Palestinian celebrations of Israel's release outside the Ramallah municipality last Friday saw Hamas green flags spread out among the crowd and young men wearing green hats, Bloomberg reported, noting that it was the latest sign of the group's growing popularity in the West Bank.
Support for Hamas was also evident outside the Nasser mosque in Ramallah a few hours earlier, when hundreds of worshippers protested after dawn prayers against Israel's war on Gaza.
Prime Minister Benjamin Netanyahu's pledge to completely destroy Hamas appears a distant goal, with heavily armed militants entrenched in tunnels stretching hundreds of miles beneath Gaza.
The truce, which allows the exchange of Israeli detainees and Palestinian prisoners, continues for a seventh day, and efforts to extend it as international pressure for a permanent ceasefire grows.

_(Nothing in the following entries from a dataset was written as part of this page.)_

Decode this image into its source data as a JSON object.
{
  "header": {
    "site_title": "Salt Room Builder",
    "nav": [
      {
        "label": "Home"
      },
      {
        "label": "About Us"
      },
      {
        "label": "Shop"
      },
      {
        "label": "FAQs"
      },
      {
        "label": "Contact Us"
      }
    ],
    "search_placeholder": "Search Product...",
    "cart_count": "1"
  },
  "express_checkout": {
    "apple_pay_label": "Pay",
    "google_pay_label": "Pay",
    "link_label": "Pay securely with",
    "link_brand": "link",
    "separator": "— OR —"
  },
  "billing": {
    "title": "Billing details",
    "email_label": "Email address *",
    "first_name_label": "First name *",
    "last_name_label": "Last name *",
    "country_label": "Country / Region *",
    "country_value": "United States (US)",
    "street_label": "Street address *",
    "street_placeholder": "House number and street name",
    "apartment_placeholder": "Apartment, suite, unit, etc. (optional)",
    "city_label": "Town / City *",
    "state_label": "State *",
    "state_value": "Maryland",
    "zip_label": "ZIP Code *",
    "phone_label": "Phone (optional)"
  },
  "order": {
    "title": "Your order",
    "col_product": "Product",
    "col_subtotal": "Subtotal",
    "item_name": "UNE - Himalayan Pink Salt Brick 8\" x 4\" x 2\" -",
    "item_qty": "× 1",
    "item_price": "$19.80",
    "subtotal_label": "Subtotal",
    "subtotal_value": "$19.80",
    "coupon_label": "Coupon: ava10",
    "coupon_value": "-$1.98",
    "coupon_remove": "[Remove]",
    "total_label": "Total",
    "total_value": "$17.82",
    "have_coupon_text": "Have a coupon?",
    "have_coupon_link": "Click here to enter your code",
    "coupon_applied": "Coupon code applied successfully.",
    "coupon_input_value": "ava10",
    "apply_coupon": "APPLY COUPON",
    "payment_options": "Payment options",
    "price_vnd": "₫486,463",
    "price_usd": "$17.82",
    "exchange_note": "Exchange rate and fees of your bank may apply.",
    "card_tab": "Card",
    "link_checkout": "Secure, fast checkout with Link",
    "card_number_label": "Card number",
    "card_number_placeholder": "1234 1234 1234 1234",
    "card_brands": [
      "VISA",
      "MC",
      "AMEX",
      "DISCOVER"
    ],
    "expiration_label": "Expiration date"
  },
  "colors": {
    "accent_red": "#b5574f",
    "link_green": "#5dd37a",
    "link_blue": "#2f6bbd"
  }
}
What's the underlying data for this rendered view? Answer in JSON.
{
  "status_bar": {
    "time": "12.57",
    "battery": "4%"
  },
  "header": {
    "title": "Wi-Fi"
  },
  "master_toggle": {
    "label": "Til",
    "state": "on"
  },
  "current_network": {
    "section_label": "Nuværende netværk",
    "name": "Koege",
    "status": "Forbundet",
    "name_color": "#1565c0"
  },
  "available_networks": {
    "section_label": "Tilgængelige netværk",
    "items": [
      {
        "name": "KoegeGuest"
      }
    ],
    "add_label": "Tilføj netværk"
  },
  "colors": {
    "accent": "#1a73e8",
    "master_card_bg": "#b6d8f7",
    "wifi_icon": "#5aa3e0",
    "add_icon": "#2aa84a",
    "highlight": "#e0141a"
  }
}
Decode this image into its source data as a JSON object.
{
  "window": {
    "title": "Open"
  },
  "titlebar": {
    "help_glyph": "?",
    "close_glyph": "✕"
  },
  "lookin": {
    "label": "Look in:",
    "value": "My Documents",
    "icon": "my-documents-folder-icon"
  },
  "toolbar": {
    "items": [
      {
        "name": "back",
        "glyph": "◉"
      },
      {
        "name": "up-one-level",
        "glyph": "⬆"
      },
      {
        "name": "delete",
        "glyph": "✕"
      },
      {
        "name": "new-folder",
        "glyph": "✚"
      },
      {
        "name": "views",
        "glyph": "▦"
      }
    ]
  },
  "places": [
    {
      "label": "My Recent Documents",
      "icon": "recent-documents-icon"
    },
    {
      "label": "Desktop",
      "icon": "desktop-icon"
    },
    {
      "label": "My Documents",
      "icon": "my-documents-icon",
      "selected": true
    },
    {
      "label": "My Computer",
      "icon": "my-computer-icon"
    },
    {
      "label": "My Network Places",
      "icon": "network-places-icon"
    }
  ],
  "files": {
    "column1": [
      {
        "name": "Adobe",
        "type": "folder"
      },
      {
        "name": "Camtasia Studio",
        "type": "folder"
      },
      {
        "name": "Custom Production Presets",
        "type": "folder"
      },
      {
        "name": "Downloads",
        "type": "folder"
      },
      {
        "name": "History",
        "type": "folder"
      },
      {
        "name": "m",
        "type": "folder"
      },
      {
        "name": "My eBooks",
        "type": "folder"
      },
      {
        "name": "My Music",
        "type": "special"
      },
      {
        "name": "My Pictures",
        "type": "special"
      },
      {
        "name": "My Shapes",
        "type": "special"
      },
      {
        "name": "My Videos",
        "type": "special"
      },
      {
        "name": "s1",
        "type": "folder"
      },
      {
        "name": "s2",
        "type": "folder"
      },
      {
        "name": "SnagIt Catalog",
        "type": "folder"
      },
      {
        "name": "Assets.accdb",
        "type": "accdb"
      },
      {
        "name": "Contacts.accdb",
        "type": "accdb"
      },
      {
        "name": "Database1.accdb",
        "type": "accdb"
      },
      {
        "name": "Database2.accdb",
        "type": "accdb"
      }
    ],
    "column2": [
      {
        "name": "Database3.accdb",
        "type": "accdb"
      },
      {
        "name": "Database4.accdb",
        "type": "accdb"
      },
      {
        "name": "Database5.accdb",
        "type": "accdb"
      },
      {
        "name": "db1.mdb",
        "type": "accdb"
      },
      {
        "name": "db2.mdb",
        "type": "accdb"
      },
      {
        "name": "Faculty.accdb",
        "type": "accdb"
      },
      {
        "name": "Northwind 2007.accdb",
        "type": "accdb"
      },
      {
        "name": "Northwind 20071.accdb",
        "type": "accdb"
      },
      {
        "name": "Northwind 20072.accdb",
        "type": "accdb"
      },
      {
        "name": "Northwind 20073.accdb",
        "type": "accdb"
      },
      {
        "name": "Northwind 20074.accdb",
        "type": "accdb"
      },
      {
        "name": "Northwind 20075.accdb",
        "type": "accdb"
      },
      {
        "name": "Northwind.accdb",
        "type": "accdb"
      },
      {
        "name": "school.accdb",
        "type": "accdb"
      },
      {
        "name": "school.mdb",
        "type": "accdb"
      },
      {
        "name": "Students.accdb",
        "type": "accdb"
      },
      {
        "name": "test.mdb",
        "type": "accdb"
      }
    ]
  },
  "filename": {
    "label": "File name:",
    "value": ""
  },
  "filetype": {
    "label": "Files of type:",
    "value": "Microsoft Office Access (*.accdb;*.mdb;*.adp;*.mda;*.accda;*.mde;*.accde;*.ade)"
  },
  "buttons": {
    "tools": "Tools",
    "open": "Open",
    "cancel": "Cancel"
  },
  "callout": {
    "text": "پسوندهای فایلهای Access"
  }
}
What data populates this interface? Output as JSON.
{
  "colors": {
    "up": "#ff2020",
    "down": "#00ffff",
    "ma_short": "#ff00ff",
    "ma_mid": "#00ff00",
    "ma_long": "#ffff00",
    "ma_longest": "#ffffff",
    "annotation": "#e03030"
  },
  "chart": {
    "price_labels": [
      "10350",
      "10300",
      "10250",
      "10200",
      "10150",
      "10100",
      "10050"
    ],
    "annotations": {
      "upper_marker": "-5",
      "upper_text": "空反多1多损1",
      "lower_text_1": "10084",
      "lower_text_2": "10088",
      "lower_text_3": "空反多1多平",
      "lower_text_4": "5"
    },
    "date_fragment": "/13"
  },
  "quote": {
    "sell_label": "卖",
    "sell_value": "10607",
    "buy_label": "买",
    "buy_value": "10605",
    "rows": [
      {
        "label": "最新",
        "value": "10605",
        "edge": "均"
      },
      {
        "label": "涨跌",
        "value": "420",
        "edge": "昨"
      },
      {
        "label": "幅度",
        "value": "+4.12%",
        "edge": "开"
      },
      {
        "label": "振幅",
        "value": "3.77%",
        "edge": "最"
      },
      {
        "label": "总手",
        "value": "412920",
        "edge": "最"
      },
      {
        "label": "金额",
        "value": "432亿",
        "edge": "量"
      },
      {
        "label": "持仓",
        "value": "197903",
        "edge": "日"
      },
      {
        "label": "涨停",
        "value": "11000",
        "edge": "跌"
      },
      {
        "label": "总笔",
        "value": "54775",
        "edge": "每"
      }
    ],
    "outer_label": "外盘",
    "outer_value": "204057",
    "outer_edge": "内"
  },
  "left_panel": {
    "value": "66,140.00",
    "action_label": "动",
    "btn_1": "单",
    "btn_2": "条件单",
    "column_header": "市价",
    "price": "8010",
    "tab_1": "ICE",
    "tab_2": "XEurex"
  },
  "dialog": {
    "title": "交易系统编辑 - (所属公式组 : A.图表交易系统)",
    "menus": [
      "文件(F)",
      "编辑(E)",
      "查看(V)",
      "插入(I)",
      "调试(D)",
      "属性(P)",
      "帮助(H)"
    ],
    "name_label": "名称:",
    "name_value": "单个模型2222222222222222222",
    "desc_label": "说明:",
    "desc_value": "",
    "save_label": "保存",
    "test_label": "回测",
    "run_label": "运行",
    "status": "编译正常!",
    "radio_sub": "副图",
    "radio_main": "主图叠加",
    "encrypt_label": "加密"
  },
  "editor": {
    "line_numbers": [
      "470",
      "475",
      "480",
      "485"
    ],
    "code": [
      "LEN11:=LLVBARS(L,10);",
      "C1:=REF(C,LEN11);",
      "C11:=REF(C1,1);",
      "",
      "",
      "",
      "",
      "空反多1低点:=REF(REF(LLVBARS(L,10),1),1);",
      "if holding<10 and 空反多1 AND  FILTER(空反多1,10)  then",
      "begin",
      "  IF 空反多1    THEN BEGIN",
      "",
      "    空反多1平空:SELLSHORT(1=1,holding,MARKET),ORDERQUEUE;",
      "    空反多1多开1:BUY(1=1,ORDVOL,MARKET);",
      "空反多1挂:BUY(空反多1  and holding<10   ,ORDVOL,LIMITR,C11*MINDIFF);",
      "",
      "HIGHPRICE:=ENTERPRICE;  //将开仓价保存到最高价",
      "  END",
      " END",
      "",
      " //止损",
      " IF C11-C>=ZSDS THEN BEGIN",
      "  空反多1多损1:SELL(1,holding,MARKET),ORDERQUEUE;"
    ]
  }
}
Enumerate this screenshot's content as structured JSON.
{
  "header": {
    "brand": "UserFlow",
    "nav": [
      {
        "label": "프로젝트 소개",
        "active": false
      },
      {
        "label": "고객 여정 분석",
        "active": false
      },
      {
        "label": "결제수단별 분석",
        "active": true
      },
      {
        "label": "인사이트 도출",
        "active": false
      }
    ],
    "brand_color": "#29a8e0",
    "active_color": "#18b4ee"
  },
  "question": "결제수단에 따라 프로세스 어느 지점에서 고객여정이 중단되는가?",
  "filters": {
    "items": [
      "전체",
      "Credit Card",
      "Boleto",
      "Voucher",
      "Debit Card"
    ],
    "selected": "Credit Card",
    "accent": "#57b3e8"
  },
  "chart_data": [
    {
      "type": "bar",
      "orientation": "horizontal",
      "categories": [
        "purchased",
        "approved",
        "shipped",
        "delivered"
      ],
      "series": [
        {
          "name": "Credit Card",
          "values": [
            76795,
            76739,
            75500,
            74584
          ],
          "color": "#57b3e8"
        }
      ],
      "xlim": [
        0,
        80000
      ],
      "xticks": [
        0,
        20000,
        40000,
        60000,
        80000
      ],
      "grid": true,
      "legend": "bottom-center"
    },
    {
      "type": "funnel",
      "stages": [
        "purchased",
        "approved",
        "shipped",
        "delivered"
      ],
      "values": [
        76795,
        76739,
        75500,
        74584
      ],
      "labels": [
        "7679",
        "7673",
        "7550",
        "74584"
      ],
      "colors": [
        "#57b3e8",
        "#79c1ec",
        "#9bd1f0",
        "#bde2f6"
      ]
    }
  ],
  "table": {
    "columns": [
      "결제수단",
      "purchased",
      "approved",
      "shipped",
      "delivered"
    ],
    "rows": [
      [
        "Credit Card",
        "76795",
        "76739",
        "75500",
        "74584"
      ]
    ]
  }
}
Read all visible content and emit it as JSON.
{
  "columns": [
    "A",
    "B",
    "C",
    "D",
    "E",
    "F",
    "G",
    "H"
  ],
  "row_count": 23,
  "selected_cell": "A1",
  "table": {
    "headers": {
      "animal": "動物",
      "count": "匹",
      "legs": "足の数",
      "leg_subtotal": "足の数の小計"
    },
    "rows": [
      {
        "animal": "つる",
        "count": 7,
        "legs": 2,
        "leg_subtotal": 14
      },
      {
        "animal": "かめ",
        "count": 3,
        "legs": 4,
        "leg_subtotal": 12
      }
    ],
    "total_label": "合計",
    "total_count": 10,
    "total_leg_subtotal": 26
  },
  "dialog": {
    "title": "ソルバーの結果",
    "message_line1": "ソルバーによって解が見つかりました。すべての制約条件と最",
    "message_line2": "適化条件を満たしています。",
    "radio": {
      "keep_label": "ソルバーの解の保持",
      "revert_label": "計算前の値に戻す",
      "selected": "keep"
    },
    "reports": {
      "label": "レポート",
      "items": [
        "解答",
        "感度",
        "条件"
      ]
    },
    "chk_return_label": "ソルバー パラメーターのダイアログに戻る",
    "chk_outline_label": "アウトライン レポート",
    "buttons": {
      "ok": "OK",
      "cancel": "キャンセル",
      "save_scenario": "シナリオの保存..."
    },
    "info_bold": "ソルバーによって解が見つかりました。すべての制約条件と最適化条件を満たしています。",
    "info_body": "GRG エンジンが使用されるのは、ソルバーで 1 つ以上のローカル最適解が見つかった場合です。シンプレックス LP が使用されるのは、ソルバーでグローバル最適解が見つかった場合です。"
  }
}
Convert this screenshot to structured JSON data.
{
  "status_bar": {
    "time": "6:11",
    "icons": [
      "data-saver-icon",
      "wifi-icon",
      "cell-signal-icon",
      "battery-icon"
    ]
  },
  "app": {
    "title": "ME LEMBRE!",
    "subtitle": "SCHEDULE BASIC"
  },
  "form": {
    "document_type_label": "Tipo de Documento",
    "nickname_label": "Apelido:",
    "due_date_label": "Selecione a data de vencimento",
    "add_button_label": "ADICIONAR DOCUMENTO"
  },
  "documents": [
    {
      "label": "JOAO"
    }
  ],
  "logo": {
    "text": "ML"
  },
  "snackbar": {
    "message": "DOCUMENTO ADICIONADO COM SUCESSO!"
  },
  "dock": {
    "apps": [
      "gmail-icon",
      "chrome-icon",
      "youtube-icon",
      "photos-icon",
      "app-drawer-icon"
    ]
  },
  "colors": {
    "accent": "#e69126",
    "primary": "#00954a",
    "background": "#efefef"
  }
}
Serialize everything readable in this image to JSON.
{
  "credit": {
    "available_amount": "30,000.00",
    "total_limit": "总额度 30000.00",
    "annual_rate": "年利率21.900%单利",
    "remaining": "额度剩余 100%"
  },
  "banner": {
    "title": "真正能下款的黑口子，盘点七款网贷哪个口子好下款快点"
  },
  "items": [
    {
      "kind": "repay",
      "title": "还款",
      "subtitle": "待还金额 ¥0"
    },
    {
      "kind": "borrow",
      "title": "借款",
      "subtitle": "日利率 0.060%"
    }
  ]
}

Bloomberg says Netanyahu's biggest problem is the support Hamas enjoys in the occupied West Bank, which is ruled by Mahmoud Abbas's Palestinian Authority.
Interviews with dozens of Palestinians suggest that events over the past eight weeks have strengthened Hamas's standing and weakened Abbas's "more moderate" administration.
Hamas cannot be eliminated
Ghassan al-Khatib, a former Palestinian minister of labor and lecturer at Birzeit University in the Gaza Strip, told the newspaper that "Hamas in the West Bank has become more popular, more important and strong, while the Palestinian Authority has become more marginalized and less popular. You can't eliminate Hamas. "As long as the political root is not addressed, these rounds of violence will continue."
A poll published this month by the Arab World Research and Development Group, a Palestinian polling group, found that 83 percent of 391 respondents in the West Bank supported what the Palestinian resistance did in the Gaza Strip on Oct. 7.
Khaled Rudil, a teacher in the West Bank, said: "Hamas is on our side."
Israel withdrew its forces from Gaza and demolished its settlements there in 2005. The following year's Palestinian legislative elections (2006), saw Hamas win the legislative elections and form a government headed by Hamas after the PLO's Fatah movement dominated the authority.
In 2007, Hamas took full control of the Gaza Strip and has ruled there ever since.
Source : Al Jazeera + Bloomberg